As Easter Nears…

A ritual of light

Regina Clarke
3 min readApr 15, 2022


Easter cathedral
Anglican Cathedral

No longer a regular churchgoer, yet I have always attended the Easter service wherever I was, and especially liked the litany in the Anglican church. Though not raised in its tradition, I liked seeing the mitre, the altar and the chalice, and the gold cross carried down the aisle, the vestments of the clergy. Candles sent rays of light in every direction, to remind us that Jesus the Christ is the “Light of the world’’ (John 8:12). I loved hearing the liturgical music of the singers coming from the chancel that stood between the nave and the altar. There was, too, the scent of lilies, the morning light coming through stained glass windows.

Unlike other Protestant churches, in the Anglican service there is usually a ceremonial procession, the high golden cross carried in outstretched hands by the person appointed for this. It has been an integral part of Christian worship since the Middle Ages.

There was a cloud of incense and sometimes torches and banners. In the procession were the ministers and deacons or priests who served in assisting the clergy. The procession could also include the choir and often lead into the midst of the congregation for more singing and reading of the gospel. The music brought heightened awareness of inner contemplation, with Gregorian chants and sacred polyphony, like Allegri’s Miserere. To this day I am stopped where I am when I hear this kind of music, transported into deep stillness.

I think the ritual of this service is far from being oppressive in its essence. Many claim it is too ancient a tradition to follow. Others claim the dogma suffocates the truth. I don’t disagree — when we adhere to a belief that excludes others, we are defying the life force, our very reason for being. Religion en masse has brought as much devastation across the centuries as military wars, if not more.

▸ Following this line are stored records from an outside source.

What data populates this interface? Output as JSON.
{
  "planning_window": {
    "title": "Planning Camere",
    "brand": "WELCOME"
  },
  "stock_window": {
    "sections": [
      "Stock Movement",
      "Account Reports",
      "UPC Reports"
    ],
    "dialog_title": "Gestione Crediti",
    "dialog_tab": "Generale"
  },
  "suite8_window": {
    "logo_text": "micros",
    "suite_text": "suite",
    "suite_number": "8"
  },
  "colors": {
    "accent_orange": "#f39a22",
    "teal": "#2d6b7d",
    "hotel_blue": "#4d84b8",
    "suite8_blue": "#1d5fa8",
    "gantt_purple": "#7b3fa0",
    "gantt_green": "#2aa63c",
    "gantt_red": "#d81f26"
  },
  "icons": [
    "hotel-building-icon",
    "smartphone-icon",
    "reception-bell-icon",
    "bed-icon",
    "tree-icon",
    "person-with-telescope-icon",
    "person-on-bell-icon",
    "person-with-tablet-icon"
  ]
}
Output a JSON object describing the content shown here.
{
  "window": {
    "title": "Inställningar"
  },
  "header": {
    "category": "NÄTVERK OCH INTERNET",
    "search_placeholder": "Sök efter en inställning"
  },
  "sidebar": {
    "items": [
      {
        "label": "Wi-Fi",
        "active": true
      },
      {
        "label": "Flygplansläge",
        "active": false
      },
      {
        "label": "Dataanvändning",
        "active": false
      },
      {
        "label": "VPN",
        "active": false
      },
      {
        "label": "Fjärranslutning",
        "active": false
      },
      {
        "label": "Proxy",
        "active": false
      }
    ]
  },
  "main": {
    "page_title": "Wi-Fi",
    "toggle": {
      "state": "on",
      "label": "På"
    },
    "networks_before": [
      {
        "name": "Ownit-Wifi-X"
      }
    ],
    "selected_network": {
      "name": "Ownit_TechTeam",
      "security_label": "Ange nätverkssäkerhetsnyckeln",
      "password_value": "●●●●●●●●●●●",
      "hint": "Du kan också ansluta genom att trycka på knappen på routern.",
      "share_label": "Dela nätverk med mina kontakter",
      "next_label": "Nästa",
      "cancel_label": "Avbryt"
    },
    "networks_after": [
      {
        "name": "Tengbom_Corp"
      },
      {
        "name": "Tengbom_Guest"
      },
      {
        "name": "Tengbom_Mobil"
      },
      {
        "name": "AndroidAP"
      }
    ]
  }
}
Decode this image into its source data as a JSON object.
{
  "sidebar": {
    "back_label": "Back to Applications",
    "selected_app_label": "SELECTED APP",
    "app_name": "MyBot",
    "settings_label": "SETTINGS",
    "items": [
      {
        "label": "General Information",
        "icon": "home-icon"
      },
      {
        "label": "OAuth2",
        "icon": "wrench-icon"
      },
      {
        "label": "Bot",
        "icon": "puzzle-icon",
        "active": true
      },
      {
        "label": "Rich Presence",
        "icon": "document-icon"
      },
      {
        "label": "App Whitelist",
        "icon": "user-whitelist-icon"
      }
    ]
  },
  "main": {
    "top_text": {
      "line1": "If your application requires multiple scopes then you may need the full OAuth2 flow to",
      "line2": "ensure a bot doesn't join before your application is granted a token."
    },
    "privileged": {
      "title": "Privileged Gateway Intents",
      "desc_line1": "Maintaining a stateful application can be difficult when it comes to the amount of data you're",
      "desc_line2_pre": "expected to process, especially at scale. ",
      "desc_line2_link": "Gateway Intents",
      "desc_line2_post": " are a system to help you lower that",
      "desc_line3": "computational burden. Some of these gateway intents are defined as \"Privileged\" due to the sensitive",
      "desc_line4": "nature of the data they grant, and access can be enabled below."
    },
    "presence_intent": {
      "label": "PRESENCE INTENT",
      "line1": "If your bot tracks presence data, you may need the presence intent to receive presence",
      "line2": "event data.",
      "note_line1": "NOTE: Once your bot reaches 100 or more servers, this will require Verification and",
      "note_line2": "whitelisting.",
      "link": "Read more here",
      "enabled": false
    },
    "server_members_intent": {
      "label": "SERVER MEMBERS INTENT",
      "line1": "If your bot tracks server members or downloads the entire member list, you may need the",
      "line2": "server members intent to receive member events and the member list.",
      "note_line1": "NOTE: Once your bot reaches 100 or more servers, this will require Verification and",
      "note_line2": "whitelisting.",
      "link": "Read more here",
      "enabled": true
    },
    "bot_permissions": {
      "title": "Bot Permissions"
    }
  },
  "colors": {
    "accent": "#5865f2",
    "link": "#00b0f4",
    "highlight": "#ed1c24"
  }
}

But I speak of the essence of the service, the original intention, the act of Grace that offers succor and peace of heart and welcomes all. It feels then like sun and light and wind, the substance of life into faith.

My spiritual work now lies far afield, entering what some call a more quantum realm and reality, and the rituals have altered. But I feel a deep reverence and gratitude for the early years when I grew up in the…



Regina Clarke

Storyteller and dreamer. I write about the English language, being human, the magic of life, and metaphysics. Ph.D. in English Literature.